# RECORDS FOR THE EXERCISE
────────────────────
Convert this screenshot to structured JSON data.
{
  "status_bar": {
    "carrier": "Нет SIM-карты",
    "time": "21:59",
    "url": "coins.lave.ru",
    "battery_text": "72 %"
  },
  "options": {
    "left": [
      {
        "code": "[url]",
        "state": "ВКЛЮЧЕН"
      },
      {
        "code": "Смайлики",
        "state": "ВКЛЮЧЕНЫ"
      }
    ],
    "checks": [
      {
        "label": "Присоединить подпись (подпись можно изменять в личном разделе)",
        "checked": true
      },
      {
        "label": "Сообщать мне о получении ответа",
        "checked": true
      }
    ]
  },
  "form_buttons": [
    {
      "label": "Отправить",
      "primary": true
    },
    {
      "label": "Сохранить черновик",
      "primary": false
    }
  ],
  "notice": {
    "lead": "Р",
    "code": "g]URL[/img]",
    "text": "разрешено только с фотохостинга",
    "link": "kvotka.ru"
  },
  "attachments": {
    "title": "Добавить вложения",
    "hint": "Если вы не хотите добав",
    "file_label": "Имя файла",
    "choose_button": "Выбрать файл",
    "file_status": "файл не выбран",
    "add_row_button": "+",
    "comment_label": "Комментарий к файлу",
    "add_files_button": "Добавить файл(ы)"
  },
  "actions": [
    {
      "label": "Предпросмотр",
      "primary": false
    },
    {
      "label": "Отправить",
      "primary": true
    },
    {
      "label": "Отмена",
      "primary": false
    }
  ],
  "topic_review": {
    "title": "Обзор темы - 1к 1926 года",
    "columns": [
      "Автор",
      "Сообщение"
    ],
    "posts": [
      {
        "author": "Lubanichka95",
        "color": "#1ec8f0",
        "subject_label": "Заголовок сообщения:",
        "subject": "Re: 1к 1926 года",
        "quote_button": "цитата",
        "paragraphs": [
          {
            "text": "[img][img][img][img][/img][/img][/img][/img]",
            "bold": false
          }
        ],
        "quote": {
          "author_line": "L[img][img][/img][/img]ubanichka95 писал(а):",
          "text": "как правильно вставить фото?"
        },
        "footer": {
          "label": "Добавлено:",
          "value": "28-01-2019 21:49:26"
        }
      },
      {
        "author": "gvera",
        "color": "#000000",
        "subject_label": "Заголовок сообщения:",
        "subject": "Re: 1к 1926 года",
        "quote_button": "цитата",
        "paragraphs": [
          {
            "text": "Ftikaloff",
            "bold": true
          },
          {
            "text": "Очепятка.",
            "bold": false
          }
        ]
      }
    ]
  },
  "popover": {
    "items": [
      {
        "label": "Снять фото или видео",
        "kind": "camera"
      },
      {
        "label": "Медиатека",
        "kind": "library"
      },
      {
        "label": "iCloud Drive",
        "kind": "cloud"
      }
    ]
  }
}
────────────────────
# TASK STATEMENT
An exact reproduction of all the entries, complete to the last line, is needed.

# YOUR RESPONSE
Convert this screenshot to structured JSON data.
{
  "status_bar": {
    "carrier": "Нет SIM-карты",
    "time": "21:59",
    "url": "coins.lave.ru",
    "battery_text": "72 %"
  },
  "options": {
    "left": [
      {
        "code": "[url]",
        "state": "ВКЛЮЧЕН"
      },
      {
        "code": "Смайлики",
        "state": "ВКЛЮЧЕНЫ"
      }
    ],
    "checks": [
      {
        "label": "Присоединить подпись (подпись можно изменять в личном разделе)",
        "checked": true
      },
      {
        "label": "Сообщать мне о получении ответа",
        "checked": true
      }
    ]
  },
  "form_buttons": [
    {
      "label": "Отправить",
      "primary": true
    },
    {
      "label": "Сохранить черновик",
      "primary": false
    }
  ],
  "notice": {
    "lead": "Р",
    "code": "g]URL[/img]",
    "text": "разрешено только с фотохостинга",
    "link": "kvotka.ru"
  },
  "attachments": {
    "title": "Добавить вложения",
    "hint": "Если вы не хотите добав",
    "file_label": "Имя файла",
    "choose_button": "Выбрать файл",
    "file_status": "файл не выбран",
    "add_row_button": "+",
    "comment_label": "Комментарий к файлу",
    "add_files_button": "Добавить файл(ы)"
  },
  "actions": [
    {
      "label": "Предпросмотр",
      "primary": false
    },
    {
      "label": "Отправить",
      "primary": true
    },
    {
      "label": "Отмена",
      "primary": false
    }
  ],
  "topic_review": {
    "title": "Обзор темы - 1к 1926 года",
    "columns": [
      "Автор",
      "Сообщение"
    ],
    "posts": [
      {
        "author": "Lubanichka95",
        "color": "#1ec8f0",
        "subject_label": "Заголовок сообщения:",
        "subject": "Re: 1к 1926 года",
        "quote_button": "цитата",
        "paragraphs": [
          {
            "text": "[img][img][img][img][/img][/img][/img][/img]",
            "bold": false
          }
        ],
        "quote": {
          "author_line": "L[img][img][/img][/img]ubanichka95 писал(а):",
          "text": "как правильно вставить фото?"
        },
        "footer": {
          "label": "Добавлено:",
          "value": "28-01-2019 21:49:26"
        }
      },
      {
        "author": "gvera",
        "color": "#000000",
        "subject_label": "Заголовок сообщения:",
        "subject": "Re: 1к 1926 года",
        "quote_button": "цитата",
        "paragraphs": [
          {
            "text": "Ftikaloff",
            "bold": true
          },
          {
            "text": "Очепятка.",
            "bold": false
          }
        ]
      }
    ]
  },
  "popover": {
    "items": [
      {
        "label": "Снять фото или видео",
        "kind": "camera"
      },
      {
        "label": "Медиатека",
        "kind": "library"
      },
      {
        "label": "iCloud Drive",
        "kind": "cloud"
      }
    ]
  }
}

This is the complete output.